A Controversial Paragon: Europe Shudders at Germany’s New-Found Power
Germany, admired and envied for its economic success, has become a model for Europe in the debt crisis. The Continent is becoming more German as countries get serious about fiscal discipline. But the nation’s new dominance is also stirring resentment, and old anti-German sentiments are returning.
A French tricolor fluttering on a video screen provides the grand backdrop for Nicolas Sarkozy, who is about to take to the stage to talk sabout the euro crisis. The flag is huge, almost as if the organizers were attempting to allay any doubts that the speaker really is the French president rather than a mere emissary of German Chancellor Angela Merkel.
When Sarkozy appeared in front of his supporters in Toulon last Thursday, he spoke of the “fear that France could lose control of its own destiny.” His dramatic words were an appeal to French national pride, but his response to those fears was anything other than nationalist: “France and Germany have decided to unite their fate,” he announced. So-called “convergence” — greater alignment of the two countries — was the only way out of the crisis.
There is no doubt which country wants to align itself with which. Later that day, one of his advisers said Sarkozy wanted “supply-oriented economic policies and debt reduction modeled on those of Gerhard Schröder,” Merkel’s predecessor. In his speech, the president even announced a “jobs summit” between employers and unions just like the one initiated by then-Chancellor Schröder six years ago.
The very next day the French daily newspaper Libération ran an article under the headline “A President Modeled on the Germans,” which claimed “If you closed your eyes, you could hear Merkel speaking” during Sarkozy’s speech.
During a televised interview back in early November, Sarkozy uttered almost unimaginable words for a French president: “All my efforts are directed towards adapting France to a system that works. The German system.”
Speaking in Toulon, Sarkozy condemned the long-established French policy of buying economic growth by simply borrowing more. He said France could only overcome the current crisis through “work, effort, and controlled spending,” objectives that sounded eerily German. Fortunately the tricolor was still fluttering, and the event closed with a rendition of the Marseillaise.
In these days of crisis in Europe, the “German model” has become something of a magic formula. Like it or not, the dusty, dry Germans now seem to hold the key to European salvation.
From ‘Sick Man of Europe’ to Paragon
How has it come to this? For a long time, Germany wasn’t regarded as a model state. The nation has been plagued by guilt since World War II and by economic stagnation since the late 1980s. The Germans saw themselves surrounded by neighbors who seemed to be doing things better: The Scandinavians had their welfare state, the French their family-friendly policies, the Brits had their service industry, and countries to the east had lower taxes. As recently as 2002 Newsweek dubbed Germany “the sick man of Europe,” calling it a country hit by economic strife and unsure about its place in the world.

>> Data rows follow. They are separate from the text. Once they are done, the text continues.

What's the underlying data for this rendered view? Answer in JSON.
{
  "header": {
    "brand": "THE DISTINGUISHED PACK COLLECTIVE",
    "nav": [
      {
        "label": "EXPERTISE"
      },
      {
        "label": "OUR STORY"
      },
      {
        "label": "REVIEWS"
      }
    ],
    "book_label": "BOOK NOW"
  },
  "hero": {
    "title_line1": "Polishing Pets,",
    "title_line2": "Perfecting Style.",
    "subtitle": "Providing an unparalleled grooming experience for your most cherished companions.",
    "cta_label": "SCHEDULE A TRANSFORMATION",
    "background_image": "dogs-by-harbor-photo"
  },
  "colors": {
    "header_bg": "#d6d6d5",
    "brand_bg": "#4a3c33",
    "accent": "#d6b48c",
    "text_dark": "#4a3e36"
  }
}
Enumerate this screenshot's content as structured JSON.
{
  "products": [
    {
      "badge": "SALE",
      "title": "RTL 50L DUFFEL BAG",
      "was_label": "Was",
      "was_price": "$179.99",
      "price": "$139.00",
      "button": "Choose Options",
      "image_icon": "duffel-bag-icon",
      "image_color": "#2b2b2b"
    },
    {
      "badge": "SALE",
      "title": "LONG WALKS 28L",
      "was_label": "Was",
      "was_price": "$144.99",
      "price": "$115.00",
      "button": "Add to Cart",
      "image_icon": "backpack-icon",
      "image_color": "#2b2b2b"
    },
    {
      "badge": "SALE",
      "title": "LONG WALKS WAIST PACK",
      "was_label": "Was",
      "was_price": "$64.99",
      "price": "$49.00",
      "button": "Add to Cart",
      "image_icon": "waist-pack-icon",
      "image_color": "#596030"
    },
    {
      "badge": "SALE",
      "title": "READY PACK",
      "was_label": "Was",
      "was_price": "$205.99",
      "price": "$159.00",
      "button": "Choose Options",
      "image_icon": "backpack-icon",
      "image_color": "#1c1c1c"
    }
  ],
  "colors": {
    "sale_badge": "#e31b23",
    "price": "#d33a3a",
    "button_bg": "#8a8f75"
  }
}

And yet suddenly, Germany is being held up as a shining example for everyone else. It is almost the only country in the Eurozone that the markets still trust. It is almost the only one that has a history of carrying out far-reaching structural reforms. Almost overnight, Germany has become the de facto center of Europe.